My son is a rising junior at Virginia Tech and pulled a real bone-head trick last spring. Last week we found out that his scholarship was suspended again. His scholarship was suspended last spring when the Army pulled his scholarship because he failed a physical test. He says he was sick that day and missed the qualifying run time by few seconds. He did not know the impact of the failed test until the spring. When he showed up for classes in the spring, he found out that his scholarship was yanked. He got a loan to cover his tuition but it is obvious that this mini-crisis left him severely depressed. Eventually he stopped going to class and skipped most of his exams. You can guess what his spring semester grade point average was. Last week the Army told him his scholarship was suspended for the fall. He did not tell his mom or me until he had to. Naturally we reacted to the news differently. She can barely talk to him without making some kind of threat. He lied to her and her vision of his future is shattered. She is hurt and she wants her pound of flesh. I am disappointed but I know we have a short window in which we can partially fix the problem and develop a new career plan. The first part of the plan is to change majors. The job opportunities with this new plan are less but my son thinks he will be happier. Fixing his attitude is a bigger challenge. Maybe in a few years he can laugh at his actions. Here is what that wise old sage, Rafiki, said about living with the pain of bad decisions.

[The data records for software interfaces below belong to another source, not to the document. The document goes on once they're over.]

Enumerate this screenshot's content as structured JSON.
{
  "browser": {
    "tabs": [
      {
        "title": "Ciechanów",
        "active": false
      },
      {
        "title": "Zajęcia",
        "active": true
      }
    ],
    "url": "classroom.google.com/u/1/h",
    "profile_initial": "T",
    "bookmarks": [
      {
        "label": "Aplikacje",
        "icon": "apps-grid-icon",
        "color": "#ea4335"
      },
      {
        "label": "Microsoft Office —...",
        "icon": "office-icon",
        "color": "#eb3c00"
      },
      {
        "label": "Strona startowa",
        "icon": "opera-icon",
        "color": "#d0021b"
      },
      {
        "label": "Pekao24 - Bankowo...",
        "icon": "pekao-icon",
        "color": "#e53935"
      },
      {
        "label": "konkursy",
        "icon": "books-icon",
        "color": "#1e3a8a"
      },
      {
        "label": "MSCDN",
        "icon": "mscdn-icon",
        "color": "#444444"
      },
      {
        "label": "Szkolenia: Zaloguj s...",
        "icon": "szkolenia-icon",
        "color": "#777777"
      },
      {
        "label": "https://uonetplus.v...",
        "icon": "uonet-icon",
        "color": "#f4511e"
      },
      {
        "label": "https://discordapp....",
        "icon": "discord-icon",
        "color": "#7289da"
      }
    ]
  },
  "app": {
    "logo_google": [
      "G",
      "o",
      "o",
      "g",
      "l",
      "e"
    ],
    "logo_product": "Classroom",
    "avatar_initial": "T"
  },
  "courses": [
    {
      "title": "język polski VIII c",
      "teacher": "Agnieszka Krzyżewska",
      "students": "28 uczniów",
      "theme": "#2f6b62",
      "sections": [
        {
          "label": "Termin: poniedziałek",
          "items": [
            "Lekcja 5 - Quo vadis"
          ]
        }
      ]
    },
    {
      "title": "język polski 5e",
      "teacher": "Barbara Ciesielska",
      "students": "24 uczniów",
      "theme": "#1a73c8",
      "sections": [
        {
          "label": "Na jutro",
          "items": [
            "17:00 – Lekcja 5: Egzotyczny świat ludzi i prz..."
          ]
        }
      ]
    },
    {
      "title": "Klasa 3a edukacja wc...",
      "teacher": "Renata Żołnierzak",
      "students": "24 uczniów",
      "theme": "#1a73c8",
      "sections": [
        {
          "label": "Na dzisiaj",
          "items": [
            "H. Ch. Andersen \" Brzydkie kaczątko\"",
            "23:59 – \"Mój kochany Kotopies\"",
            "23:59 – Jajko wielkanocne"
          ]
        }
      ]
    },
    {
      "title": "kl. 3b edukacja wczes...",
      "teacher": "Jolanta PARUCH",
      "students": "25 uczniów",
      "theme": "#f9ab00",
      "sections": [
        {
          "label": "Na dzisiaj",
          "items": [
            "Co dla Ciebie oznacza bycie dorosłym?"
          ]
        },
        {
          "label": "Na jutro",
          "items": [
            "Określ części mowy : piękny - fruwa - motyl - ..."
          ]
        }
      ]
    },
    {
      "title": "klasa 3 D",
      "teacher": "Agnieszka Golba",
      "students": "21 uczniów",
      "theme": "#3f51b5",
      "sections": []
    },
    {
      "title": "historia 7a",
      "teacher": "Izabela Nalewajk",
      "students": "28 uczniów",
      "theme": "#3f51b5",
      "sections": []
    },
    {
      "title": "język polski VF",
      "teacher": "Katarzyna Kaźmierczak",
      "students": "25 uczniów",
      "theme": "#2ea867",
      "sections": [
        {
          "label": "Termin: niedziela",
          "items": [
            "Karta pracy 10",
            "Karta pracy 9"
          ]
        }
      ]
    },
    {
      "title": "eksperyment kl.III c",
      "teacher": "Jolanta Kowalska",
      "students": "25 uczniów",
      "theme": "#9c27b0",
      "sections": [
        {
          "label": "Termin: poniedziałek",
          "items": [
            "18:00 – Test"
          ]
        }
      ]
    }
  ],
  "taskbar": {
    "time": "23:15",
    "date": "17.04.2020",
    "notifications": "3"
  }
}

Adult Simba: I know what I have to do. But going back will mean facing my past. I’ve been running from it for so long.
[Rafiki hits Simba on the head with his stick]
Adult Simba: Ow! Jeez, what was that for?
Rafiki: It doesn’t matter. It’s in the past.
Adult Simba: Yeah, but it still hurts.
Rafiki: Oh yes, the past can hurt. But the way I see it, you can either run from it, or… learn from it.
[swings his stick at Simba again who ducks out of the way]
Rafiki: Ha. You See? So what are you going to do?
Adult Simba: First, I’m gonna take your stick.
[Simba snatches Rafiki’s stick and throws it and Rafiki runs to grab it]
Rafiki: No, not the stick! Hey, where you going?
Adult Simba: I’m going back!
Rafiki: Good! Go on! Get out of here!
[Rafiki begins laughing and screeching loudly]